What the task requires: Below are records; state how many of their lines hold the word "πρέπει", and give only the figure.

Input records:

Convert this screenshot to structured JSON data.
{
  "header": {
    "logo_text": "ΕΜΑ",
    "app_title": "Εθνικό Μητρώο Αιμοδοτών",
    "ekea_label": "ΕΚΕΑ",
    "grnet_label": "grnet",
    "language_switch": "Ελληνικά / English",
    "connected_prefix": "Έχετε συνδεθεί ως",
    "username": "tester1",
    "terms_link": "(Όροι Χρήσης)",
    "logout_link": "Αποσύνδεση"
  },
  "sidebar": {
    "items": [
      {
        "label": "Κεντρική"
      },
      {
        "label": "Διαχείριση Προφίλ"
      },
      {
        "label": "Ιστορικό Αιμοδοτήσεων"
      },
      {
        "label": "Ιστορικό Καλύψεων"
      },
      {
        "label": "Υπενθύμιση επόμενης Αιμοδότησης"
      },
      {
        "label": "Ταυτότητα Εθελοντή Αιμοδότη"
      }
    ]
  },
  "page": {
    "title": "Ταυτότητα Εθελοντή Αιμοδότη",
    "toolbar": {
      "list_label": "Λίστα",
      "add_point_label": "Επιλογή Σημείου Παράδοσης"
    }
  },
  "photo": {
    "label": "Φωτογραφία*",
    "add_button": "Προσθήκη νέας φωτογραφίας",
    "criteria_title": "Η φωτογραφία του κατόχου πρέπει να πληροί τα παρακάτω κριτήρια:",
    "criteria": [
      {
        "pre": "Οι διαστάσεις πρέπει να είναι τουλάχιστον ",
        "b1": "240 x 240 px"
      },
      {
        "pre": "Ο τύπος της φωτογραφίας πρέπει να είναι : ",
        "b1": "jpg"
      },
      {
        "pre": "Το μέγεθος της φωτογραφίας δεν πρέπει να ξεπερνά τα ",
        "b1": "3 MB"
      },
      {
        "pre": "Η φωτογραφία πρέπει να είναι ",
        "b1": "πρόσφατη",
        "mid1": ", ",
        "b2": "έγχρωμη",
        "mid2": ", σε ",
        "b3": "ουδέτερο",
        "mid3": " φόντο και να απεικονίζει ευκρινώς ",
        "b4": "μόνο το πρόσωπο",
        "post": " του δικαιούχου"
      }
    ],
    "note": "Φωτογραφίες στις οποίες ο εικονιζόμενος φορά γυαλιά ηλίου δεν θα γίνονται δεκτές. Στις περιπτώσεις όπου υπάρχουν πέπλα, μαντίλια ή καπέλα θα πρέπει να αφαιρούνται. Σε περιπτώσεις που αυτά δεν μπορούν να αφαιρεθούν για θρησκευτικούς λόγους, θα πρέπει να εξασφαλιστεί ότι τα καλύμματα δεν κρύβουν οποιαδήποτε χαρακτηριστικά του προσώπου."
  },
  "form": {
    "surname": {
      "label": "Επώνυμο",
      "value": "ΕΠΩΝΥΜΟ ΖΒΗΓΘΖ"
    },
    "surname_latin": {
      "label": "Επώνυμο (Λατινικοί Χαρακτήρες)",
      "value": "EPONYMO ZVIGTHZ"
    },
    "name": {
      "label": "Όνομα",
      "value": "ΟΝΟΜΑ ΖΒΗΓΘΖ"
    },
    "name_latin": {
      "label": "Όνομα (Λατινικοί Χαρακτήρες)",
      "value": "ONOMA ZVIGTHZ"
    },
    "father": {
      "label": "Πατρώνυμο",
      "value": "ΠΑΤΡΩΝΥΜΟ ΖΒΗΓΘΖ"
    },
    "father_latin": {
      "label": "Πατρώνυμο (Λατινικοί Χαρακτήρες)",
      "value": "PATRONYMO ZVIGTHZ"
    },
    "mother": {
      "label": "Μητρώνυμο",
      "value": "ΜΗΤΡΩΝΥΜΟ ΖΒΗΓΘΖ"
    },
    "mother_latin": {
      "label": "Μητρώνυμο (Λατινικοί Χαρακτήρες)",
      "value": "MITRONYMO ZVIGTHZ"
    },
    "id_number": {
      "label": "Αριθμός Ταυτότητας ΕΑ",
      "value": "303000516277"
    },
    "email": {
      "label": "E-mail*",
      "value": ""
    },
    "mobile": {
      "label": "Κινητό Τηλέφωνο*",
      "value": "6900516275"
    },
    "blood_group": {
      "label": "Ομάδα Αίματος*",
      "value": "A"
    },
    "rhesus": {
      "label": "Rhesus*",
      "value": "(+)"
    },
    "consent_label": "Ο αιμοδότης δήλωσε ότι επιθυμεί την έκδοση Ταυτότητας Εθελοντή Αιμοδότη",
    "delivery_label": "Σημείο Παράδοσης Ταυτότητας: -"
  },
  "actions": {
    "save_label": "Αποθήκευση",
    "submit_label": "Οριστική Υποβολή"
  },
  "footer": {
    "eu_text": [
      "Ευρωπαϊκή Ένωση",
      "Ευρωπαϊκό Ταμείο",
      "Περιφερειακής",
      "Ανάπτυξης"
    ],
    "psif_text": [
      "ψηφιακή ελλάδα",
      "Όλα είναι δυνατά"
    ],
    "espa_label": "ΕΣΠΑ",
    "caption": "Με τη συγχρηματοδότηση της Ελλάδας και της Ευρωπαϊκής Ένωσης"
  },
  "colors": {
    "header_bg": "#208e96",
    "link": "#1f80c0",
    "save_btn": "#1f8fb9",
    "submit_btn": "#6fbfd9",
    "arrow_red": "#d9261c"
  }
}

Solution for this problem: 6